On top of the fact–and I can’t stress this enough–that the war was not actually fought over the right to secede…even if you were a small-government type, agreeing on a federal level to get rid of slavery shouldn’t have been a hard sell, except to protect the economic interests of the Southern ruling class.
Nearly every other country in the Western world had outlawed slavery. The cotton plantations of the American South had long been considered brutal and barbaric by huge factions of America as well as others around the world. Even during the American War for Independence, we were mocked for pompously declaring that “all men are created equal” while running one of the most horrendous slave systems the modern world had ever seen.
The “it was a different time” argument really doesn’t work here. Everyone knew slavery was morally wrong, even then. Because it’s pretty obvious. They just did it anyway. See: George Washington, Thomas Jefferson, etc.²
Also, #justsaying, the Confederate constitution declared outright that “negro slavery” shall be “recognized and protected by Congress and by the Territorial government” which sounds to me like a constitutional mandate FOR slavery which, you might notice, also goes against “states’ rights.”4

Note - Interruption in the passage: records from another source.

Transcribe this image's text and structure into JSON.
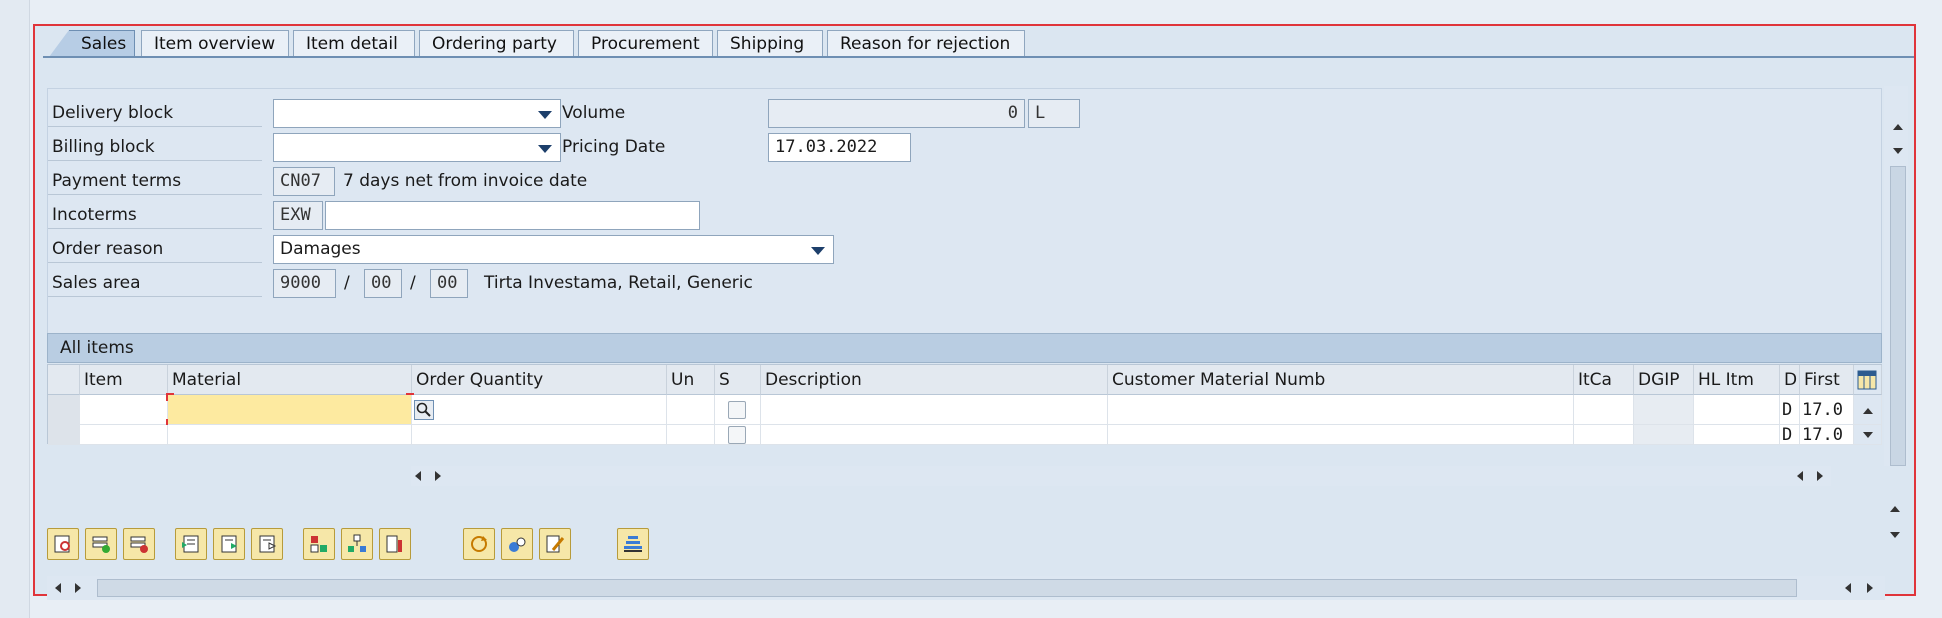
{
  "tabs": [
    "Sales",
    "Item overview",
    "Item detail",
    "Ordering party",
    "Procurement",
    "Shipping",
    "Reason for rejection"
  ],
  "header": {
    "delivery_block": {
      "label": "Delivery block",
      "value": ""
    },
    "billing_block": {
      "label": "Billing block",
      "value": ""
    },
    "volume": {
      "label": "Volume",
      "value": "0",
      "unit": "L"
    },
    "pricing_date": {
      "label": "Pricing Date",
      "value": "17.03.2022"
    },
    "payment_terms": {
      "label": "Payment terms",
      "code": "CN07",
      "text": "7 days net from invoice date"
    },
    "incoterms": {
      "label": "Incoterms",
      "code": "EXW",
      "location": ""
    },
    "order_reason": {
      "label": "Order reason",
      "value": "Damages"
    },
    "sales_area": {
      "label": "Sales area",
      "org": "9000",
      "dist": "00",
      "div": "00",
      "sep": "/",
      "text": "Tirta Investama, Retail, Generic"
    }
  },
  "items": {
    "title": "All items",
    "columns": [
      "Item",
      "Material",
      "Order Quantity",
      "Un",
      "S",
      "Description",
      "Customer Material Numb",
      "ItCa",
      "DGIP",
      "HL Itm",
      "D",
      "First"
    ],
    "rows": [
      {
        "d": "D",
        "first": "17.0"
      },
      {
        "d": "D",
        "first": "17.0"
      }
    ]
  },
  "toolbar_icons": [
    "details-icon",
    "insert-row-icon",
    "delete-row-icon",
    "select-all-icon",
    "select-block-icon",
    "deselect-icon",
    "configure-icon",
    "structure-icon",
    "report-icon",
    "refresh-icon",
    "batch-icon",
    "edit-icon",
    "sort-icon"
  ],
  "colors": {
    "frame": "#e0343a",
    "active_tab": "#b7cde5",
    "focus_cell": "#fdeaa0"
  }
}
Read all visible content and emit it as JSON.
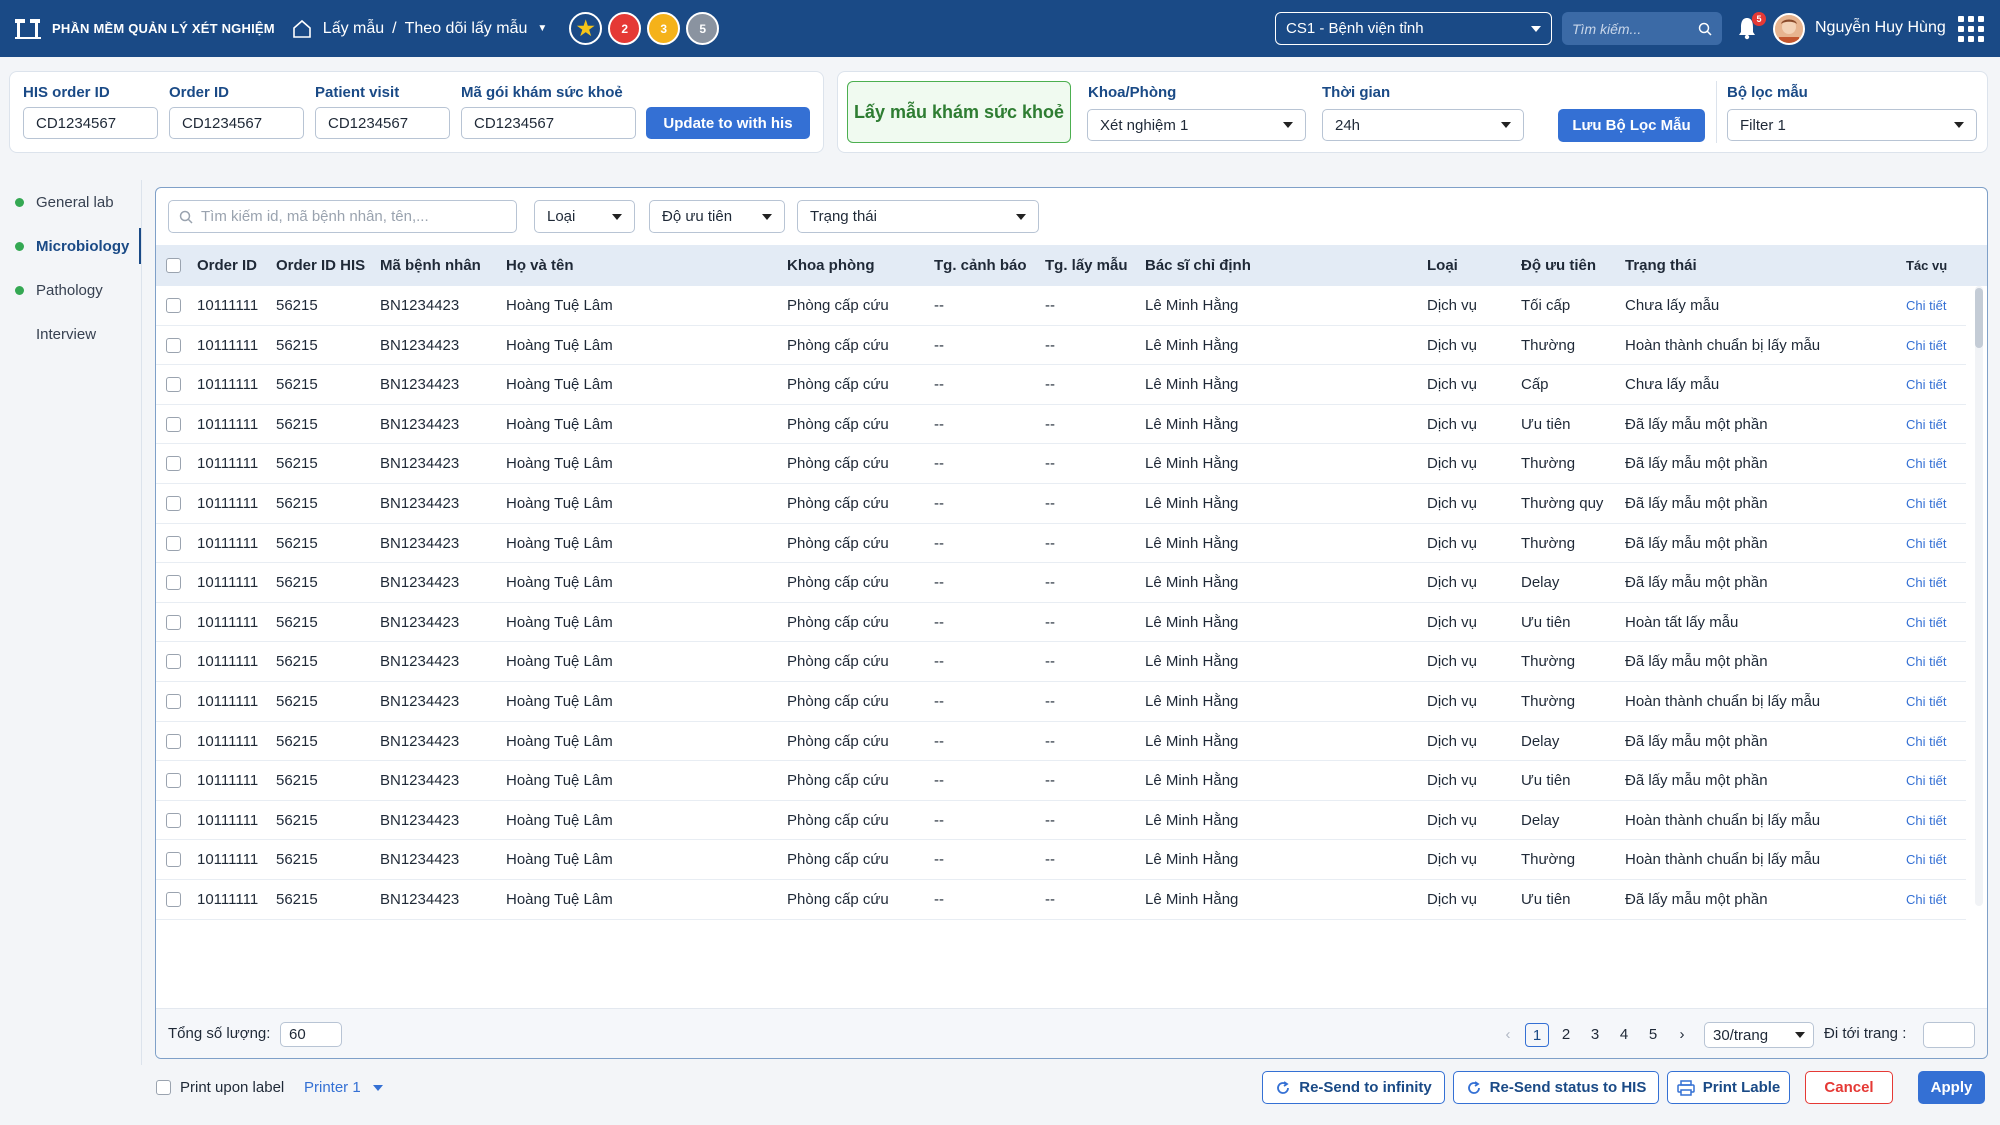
{
  "app": {
    "title": "PHẦN MỀM QUẢN LÝ XÉT NGHIỆM"
  },
  "breadcrumb": {
    "root": "Lấy mẫu",
    "current": "Theo dõi lấy mẫu"
  },
  "quick_badges": [
    {
      "icon": "star-icon",
      "label": ""
    },
    {
      "label": "2",
      "color": "#e53935"
    },
    {
      "label": "3",
      "color": "#f5b21a"
    },
    {
      "label": "5",
      "color": "#8a93a0"
    }
  ],
  "site_select": {
    "value": "CS1 - Bệnh viện tỉnh"
  },
  "top_search": {
    "placeholder": "Tìm kiếm..."
  },
  "notifications": {
    "count": "5"
  },
  "user": {
    "name": "Nguyễn Huy Hùng"
  },
  "order_filters": {
    "his_order_id": {
      "label": "HIS order ID",
      "value": "CD1234567"
    },
    "order_id": {
      "label": "Order ID",
      "value": "CD1234567"
    },
    "patient_visit": {
      "label": "Patient visit",
      "value": "CD1234567"
    },
    "package_code": {
      "label": "Mã gói khám sức khoẻ",
      "value": "CD1234567"
    },
    "update_button": "Update to with his"
  },
  "health_filters": {
    "health_sampling": "Lấy mẫu khám sức khoẻ",
    "department": {
      "label": "Khoa/Phòng",
      "value": "Xét nghiệm 1"
    },
    "time": {
      "label": "Thời gian",
      "value": "24h"
    },
    "save_button": "Lưu Bộ Lọc Mẫu",
    "filter_set": {
      "label": "Bộ lọc mẫu",
      "value": "Filter 1"
    }
  },
  "sidebar": {
    "items": [
      {
        "label": "General lab",
        "dot": true
      },
      {
        "label": "Microbiology",
        "dot": true,
        "active": true
      },
      {
        "label": "Pathology",
        "dot": true
      },
      {
        "label": "Interview",
        "dot": false
      }
    ]
  },
  "table_filters": {
    "search_placeholder": "Tìm kiếm id, mã bệnh nhân, tên,...",
    "type": "Loại",
    "priority": "Độ ưu tiên",
    "status": "Trạng thái"
  },
  "table": {
    "columns": [
      "Order ID",
      "Order ID HIS",
      "Mã bệnh nhân",
      "Họ và tên",
      "Khoa phòng",
      "Tg. cảnh báo",
      "Tg. lấy mẫu",
      "Bác sĩ chỉ định",
      "Loại",
      "Độ ưu tiên",
      "Trạng thái",
      "Tác vụ"
    ],
    "rows": [
      [
        "10111111",
        "56215",
        "BN1234423",
        "Hoàng Tuệ Lâm",
        "Phòng cấp cứu",
        "--",
        "--",
        "Lê Minh Hằng",
        "Dịch vụ",
        "Tối cấp",
        "Chưa lấy mẫu",
        "Chi tiết"
      ],
      [
        "10111111",
        "56215",
        "BN1234423",
        "Hoàng Tuệ Lâm",
        "Phòng cấp cứu",
        "--",
        "--",
        "Lê Minh Hằng",
        "Dịch vụ",
        "Thường",
        "Hoàn thành chuẩn bị lấy mẫu",
        "Chi tiết"
      ],
      [
        "10111111",
        "56215",
        "BN1234423",
        "Hoàng Tuệ Lâm",
        "Phòng cấp cứu",
        "--",
        "--",
        "Lê Minh Hằng",
        "Dịch vụ",
        "Cấp",
        "Chưa lấy mẫu",
        "Chi tiết"
      ],
      [
        "10111111",
        "56215",
        "BN1234423",
        "Hoàng Tuệ Lâm",
        "Phòng cấp cứu",
        "--",
        "--",
        "Lê Minh Hằng",
        "Dịch vụ",
        "Ưu tiên",
        "Đã lấy mẫu một phần",
        "Chi tiết"
      ],
      [
        "10111111",
        "56215",
        "BN1234423",
        "Hoàng Tuệ Lâm",
        "Phòng cấp cứu",
        "--",
        "--",
        "Lê Minh Hằng",
        "Dịch vụ",
        "Thường",
        "Đã lấy mẫu một phần",
        "Chi tiết"
      ],
      [
        "10111111",
        "56215",
        "BN1234423",
        "Hoàng Tuệ Lâm",
        "Phòng cấp cứu",
        "--",
        "--",
        "Lê Minh Hằng",
        "Dịch vụ",
        "Thường quy",
        "Đã lấy mẫu một phần",
        "Chi tiết"
      ],
      [
        "10111111",
        "56215",
        "BN1234423",
        "Hoàng Tuệ Lâm",
        "Phòng cấp cứu",
        "--",
        "--",
        "Lê Minh Hằng",
        "Dịch vụ",
        "Thường",
        "Đã lấy mẫu một phần",
        "Chi tiết"
      ],
      [
        "10111111",
        "56215",
        "BN1234423",
        "Hoàng Tuệ Lâm",
        "Phòng cấp cứu",
        "--",
        "--",
        "Lê Minh Hằng",
        "Dịch vụ",
        "Delay",
        "Đã lấy mẫu một phần",
        "Chi tiết"
      ],
      [
        "10111111",
        "56215",
        "BN1234423",
        "Hoàng Tuệ Lâm",
        "Phòng cấp cứu",
        "--",
        "--",
        "Lê Minh Hằng",
        "Dịch vụ",
        "Ưu tiên",
        "Hoàn tất lấy mẫu",
        "Chi tiết"
      ],
      [
        "10111111",
        "56215",
        "BN1234423",
        "Hoàng Tuệ Lâm",
        "Phòng cấp cứu",
        "--",
        "--",
        "Lê Minh Hằng",
        "Dịch vụ",
        "Thường",
        "Đã lấy mẫu một phần",
        "Chi tiết"
      ],
      [
        "10111111",
        "56215",
        "BN1234423",
        "Hoàng Tuệ Lâm",
        "Phòng cấp cứu",
        "--",
        "--",
        "Lê Minh Hằng",
        "Dịch vụ",
        "Thường",
        "Hoàn thành chuẩn bị lấy mẫu",
        "Chi tiết"
      ],
      [
        "10111111",
        "56215",
        "BN1234423",
        "Hoàng Tuệ Lâm",
        "Phòng cấp cứu",
        "--",
        "--",
        "Lê Minh Hằng",
        "Dịch vụ",
        "Delay",
        "Đã lấy mẫu một phần",
        "Chi tiết"
      ],
      [
        "10111111",
        "56215",
        "BN1234423",
        "Hoàng Tuệ Lâm",
        "Phòng cấp cứu",
        "--",
        "--",
        "Lê Minh Hằng",
        "Dịch vụ",
        "Ưu tiên",
        "Đã lấy mẫu một phần",
        "Chi tiết"
      ],
      [
        "10111111",
        "56215",
        "BN1234423",
        "Hoàng Tuệ Lâm",
        "Phòng cấp cứu",
        "--",
        "--",
        "Lê Minh Hằng",
        "Dịch vụ",
        "Delay",
        "Hoàn thành chuẩn bị lấy mẫu",
        "Chi tiết"
      ],
      [
        "10111111",
        "56215",
        "BN1234423",
        "Hoàng Tuệ Lâm",
        "Phòng cấp cứu",
        "--",
        "--",
        "Lê Minh Hằng",
        "Dịch vụ",
        "Thường",
        "Hoàn thành chuẩn bị lấy mẫu",
        "Chi tiết"
      ],
      [
        "10111111",
        "56215",
        "BN1234423",
        "Hoàng Tuệ Lâm",
        "Phòng cấp cứu",
        "--",
        "--",
        "Lê Minh Hằng",
        "Dịch vụ",
        "Ưu tiên",
        "Đã lấy mẫu một phần",
        "Chi tiết"
      ]
    ]
  },
  "footer": {
    "total_label": "Tổng số lượng:",
    "total_value": "60",
    "pages": [
      "1",
      "2",
      "3",
      "4",
      "5"
    ],
    "current_page": "1",
    "page_size": "30/trang",
    "goto_label": "Đi tới trang :",
    "goto_value": ""
  },
  "bottom_bar": {
    "print_label": "Print upon label",
    "printer": "Printer 1",
    "resend_infinity": "Re-Send to infinity",
    "resend_his": "Re-Send status to HIS",
    "print_lable": "Print Lable",
    "cancel": "Cancel",
    "apply": "Apply"
  },
  "colors": {
    "primary": "#1a4a86",
    "accent": "#3470d4",
    "danger": "#e53935",
    "success": "#34a853"
  }
}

So. Y’know. At the end of the day, I think it’s pretty obvious.
“Slavery was already on its way out”
Nah, bruh. This is 100% not true. I’m going to cite the same WaPo article for a third time here…slavery was making Southern elites a buttload of money.³ Slaves were worth more than all the railroads and manufacturing companies in the nation. No ruling class has ever given up that kind of power of its own accord.
This shit was not on its way out, I don’t buy that for one second.
Also, if it were, it doesn’t seem like the South would be so opposed to just ripping off the band-aid and outlawing it that they’d secede and start the bloodiest war in American history over it, does it?
“It was really about taxes and tariffs”
Nope. I’m sorry, this is just cold hard facts.
This argument was circulated after the war in the “anything but slavery” phase. There had been a complaint or two about taxes & tariffs in the century leading up to the war, but by 1860 tariffs were the lowest they’d been since 1816.5 It was not expensive to be a slave-owner, and lower taxes were not anyone’s motive for fighting this war. Sorry. Next.
…oh wait, that’s it? That’s all the arguments?
Just about, yeah. Pretty stupid, huh? It seems really fucking obvious to me. Hopefully it does to you too, now, or if it already did, hopefully it gives you more ammo when you inevitably end up in this argument with someone on the internet.
In happier news, New Orleans took down a statue today of Confederate President Jefferson Davis,6 so at least we’re slowly (sloooowwwwwwllly) dismantling the systemic worship of the people who led millions of people to their deaths to defend their right to own other people like cattle. Fun!
Tell me how wrong I am in the comments below!
- Huddleston, John (2002). Killing Ground: The Civil War and the Changing American Landscape. Baltimore, Maryland: Johns Hopkins University Press. ISBN 978-0-8018-6773-6.
- Ambrose, Stephen. “Founding Fathers and Slaveholders.” Smithsonian.com. Smithsonian Institution, 01 Nov. 2002. Web. 11 May 2017.
- Loewen, James. “5 Myths about why the South seceded.” The Washington Post. WP Company, 09 Jan. 2011. Web. 11 May 2017.
- “Constitution of the Confederate States; March 11, 1861.” Avalon Project – Constitution of the Confederate States; March 11, 1861. N.p., n.d. Web. 11 May 2017.
- Flanagin, Jake. “For the last time, the American Civil War was not about states’ rights.” Quartz. Quartz, 08 Apr. 2015. Web. 11 May 2017.
- Mele, Christopher. “Jefferson Davis Statue in New Orleans Is Removed.” The New York Times. The New York Times, 11 May 2017. Web. 11 May 2017.